* _Exercise prompt_
Below are some entries. Work out how many of their lines hold the word "Design", and write that number alone.

[[ Records, beginning ]]

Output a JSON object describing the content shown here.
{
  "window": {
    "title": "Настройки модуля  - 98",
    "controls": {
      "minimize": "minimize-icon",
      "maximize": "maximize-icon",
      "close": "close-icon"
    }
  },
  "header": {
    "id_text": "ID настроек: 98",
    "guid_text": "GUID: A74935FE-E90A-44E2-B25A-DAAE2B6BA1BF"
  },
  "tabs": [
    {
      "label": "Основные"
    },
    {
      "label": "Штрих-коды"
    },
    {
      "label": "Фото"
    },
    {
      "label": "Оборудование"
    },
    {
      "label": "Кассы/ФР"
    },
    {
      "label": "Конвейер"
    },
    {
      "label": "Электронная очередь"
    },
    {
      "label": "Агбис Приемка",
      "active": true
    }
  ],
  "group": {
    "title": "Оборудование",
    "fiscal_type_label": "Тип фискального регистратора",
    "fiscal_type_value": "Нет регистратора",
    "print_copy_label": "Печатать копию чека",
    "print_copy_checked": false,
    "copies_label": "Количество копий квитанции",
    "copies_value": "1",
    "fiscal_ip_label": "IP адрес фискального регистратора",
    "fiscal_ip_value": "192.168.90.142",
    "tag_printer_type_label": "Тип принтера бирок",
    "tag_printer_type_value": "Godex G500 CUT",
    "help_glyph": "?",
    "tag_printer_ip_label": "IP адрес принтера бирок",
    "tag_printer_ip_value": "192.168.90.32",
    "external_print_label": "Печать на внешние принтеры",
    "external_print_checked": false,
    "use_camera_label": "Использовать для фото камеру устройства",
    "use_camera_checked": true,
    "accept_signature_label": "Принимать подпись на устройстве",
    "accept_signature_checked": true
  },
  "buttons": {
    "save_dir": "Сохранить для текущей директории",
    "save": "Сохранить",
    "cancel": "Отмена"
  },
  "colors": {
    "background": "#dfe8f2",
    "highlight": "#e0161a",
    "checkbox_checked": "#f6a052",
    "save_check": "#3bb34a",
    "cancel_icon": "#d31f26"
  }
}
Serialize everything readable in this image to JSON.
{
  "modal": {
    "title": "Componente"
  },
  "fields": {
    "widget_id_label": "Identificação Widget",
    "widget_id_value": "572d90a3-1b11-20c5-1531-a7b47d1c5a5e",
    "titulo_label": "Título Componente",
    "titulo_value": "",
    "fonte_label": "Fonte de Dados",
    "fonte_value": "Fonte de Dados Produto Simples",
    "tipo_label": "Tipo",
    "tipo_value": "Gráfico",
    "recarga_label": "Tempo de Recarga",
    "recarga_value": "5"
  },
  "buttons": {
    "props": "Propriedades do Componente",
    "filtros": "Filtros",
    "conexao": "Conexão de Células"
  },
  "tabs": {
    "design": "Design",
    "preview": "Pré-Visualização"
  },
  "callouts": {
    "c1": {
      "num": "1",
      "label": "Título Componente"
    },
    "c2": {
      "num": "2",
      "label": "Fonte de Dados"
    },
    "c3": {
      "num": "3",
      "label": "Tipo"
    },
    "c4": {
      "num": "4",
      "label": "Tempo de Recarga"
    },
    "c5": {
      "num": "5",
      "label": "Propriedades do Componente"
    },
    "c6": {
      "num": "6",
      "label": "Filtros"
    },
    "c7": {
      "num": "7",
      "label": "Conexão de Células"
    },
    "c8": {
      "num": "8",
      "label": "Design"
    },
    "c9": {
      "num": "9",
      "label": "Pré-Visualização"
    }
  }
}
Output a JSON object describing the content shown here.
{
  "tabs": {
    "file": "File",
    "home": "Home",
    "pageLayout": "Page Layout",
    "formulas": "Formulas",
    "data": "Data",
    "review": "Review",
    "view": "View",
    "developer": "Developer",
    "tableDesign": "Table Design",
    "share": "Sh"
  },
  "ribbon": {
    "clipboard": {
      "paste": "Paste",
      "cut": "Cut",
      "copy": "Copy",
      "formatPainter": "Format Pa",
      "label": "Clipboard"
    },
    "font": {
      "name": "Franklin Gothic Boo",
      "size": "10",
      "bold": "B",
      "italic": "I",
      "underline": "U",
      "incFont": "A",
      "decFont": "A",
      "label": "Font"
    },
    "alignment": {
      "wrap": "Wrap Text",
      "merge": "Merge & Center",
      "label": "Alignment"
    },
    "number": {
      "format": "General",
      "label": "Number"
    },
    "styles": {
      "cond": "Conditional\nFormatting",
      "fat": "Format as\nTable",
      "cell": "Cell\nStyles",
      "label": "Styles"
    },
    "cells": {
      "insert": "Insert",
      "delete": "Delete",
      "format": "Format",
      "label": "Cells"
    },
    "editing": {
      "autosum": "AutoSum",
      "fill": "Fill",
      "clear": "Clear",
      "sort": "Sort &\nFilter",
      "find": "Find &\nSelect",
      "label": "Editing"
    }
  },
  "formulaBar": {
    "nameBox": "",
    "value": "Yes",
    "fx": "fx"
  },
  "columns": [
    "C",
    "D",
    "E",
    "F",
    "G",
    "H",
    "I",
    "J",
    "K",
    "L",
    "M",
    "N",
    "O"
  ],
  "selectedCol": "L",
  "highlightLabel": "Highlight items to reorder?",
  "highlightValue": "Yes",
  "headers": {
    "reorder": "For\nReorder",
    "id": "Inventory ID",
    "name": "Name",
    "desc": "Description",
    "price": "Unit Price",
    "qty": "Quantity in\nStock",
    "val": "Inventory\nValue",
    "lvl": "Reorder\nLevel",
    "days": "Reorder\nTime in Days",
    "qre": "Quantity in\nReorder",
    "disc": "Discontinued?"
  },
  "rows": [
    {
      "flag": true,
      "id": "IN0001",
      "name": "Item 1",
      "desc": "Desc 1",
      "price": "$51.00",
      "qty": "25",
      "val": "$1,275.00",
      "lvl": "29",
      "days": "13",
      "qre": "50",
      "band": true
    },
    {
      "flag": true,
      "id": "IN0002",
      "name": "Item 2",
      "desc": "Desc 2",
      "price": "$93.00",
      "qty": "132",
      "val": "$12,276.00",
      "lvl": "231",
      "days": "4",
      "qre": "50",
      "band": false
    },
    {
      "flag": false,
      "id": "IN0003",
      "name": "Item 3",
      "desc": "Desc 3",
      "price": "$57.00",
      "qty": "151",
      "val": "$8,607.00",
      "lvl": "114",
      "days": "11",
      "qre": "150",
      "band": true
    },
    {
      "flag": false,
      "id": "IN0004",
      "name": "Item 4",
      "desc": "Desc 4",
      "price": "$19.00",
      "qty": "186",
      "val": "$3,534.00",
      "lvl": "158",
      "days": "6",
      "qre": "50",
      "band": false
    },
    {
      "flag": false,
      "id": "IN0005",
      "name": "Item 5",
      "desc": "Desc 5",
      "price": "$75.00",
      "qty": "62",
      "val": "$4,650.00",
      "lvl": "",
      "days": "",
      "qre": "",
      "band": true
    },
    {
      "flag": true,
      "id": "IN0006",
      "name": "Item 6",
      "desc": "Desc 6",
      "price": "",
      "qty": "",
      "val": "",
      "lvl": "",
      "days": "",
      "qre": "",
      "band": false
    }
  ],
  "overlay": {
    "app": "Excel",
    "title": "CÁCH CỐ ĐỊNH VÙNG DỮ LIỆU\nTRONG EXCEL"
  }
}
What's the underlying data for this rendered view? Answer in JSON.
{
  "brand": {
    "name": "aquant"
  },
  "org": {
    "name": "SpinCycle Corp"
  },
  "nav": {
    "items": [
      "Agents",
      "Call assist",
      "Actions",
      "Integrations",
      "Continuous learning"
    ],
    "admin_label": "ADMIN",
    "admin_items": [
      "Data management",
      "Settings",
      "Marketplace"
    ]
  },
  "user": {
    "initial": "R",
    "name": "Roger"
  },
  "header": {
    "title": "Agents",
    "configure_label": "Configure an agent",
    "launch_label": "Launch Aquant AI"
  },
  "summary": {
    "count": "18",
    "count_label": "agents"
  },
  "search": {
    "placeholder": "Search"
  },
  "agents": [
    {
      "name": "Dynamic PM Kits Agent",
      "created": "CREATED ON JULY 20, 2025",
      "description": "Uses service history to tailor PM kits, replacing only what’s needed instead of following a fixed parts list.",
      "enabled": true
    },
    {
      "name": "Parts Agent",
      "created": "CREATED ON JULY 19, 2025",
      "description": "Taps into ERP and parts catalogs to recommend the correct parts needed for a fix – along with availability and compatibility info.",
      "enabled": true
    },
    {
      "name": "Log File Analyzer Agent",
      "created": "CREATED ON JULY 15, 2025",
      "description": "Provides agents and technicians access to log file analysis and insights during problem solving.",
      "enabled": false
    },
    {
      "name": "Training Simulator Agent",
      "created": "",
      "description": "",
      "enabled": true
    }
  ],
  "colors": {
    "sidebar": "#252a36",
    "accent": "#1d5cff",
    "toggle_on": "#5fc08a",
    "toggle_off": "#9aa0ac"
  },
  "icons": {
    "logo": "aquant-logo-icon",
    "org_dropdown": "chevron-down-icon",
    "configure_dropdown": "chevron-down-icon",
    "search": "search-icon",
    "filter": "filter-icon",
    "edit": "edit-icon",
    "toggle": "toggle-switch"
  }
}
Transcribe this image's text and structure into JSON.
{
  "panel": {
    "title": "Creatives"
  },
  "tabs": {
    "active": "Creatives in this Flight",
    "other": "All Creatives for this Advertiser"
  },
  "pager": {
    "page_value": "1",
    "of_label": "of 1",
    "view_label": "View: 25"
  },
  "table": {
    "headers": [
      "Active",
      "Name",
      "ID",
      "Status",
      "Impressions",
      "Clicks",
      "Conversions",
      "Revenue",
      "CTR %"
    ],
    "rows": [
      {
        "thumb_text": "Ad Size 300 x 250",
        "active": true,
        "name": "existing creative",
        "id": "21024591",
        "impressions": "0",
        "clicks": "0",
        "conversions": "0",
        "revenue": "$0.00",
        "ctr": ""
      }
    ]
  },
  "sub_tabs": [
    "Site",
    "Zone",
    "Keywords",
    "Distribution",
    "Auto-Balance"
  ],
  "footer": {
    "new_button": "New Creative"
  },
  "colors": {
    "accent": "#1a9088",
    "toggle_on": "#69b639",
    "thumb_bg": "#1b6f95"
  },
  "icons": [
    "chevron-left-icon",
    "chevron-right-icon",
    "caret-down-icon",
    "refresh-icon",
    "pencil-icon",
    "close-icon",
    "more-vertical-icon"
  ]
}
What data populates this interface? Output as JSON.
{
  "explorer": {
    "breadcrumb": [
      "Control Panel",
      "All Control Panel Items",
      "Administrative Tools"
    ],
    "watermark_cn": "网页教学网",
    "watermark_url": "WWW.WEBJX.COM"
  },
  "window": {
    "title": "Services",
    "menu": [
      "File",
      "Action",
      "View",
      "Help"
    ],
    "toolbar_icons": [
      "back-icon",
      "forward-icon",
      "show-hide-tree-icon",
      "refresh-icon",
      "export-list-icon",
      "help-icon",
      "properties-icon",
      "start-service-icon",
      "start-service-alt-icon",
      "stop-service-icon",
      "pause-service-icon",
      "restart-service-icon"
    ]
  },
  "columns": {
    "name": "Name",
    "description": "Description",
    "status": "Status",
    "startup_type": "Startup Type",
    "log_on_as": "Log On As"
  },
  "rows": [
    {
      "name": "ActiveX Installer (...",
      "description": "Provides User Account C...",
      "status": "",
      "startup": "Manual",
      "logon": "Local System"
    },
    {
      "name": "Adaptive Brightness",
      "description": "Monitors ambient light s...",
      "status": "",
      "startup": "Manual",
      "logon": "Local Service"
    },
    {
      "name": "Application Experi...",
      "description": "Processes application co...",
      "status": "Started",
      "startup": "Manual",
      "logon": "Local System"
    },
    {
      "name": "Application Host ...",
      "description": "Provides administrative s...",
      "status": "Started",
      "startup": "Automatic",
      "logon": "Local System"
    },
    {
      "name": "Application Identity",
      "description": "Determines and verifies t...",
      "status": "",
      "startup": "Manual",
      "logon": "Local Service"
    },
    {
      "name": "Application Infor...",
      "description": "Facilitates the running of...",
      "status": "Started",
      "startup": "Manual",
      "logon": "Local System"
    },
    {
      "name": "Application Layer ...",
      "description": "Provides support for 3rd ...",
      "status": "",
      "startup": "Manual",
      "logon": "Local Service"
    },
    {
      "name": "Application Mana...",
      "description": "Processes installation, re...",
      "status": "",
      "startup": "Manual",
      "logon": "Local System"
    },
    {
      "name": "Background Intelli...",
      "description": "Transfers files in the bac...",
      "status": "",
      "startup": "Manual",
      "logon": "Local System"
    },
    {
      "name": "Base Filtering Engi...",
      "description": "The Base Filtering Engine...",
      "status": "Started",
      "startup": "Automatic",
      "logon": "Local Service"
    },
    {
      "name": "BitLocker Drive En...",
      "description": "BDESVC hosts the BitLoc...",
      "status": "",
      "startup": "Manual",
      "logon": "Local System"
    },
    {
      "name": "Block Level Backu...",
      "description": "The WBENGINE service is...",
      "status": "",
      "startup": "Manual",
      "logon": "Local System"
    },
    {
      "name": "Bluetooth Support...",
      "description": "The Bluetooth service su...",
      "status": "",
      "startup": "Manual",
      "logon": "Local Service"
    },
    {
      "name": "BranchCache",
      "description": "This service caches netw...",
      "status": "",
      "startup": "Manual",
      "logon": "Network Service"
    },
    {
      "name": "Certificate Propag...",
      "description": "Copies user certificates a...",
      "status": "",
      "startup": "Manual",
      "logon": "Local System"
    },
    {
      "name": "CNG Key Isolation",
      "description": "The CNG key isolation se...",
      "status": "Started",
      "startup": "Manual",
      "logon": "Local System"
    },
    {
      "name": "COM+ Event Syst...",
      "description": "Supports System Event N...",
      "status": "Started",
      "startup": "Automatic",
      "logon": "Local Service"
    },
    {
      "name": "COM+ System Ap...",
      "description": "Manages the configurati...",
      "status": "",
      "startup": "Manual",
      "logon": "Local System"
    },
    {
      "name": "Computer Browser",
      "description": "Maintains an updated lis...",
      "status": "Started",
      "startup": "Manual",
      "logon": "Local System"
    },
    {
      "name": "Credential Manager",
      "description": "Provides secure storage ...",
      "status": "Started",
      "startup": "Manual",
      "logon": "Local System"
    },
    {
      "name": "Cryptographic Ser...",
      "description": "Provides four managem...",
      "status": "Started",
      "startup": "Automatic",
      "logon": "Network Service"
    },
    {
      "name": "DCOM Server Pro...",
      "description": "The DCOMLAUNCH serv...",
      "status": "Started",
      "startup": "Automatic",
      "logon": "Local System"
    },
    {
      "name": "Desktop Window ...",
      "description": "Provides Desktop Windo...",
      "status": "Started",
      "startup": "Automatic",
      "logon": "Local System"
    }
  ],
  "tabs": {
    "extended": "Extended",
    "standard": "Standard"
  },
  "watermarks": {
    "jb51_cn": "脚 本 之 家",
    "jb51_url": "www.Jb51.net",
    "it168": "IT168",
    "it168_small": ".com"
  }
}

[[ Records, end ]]

* _Response area_
3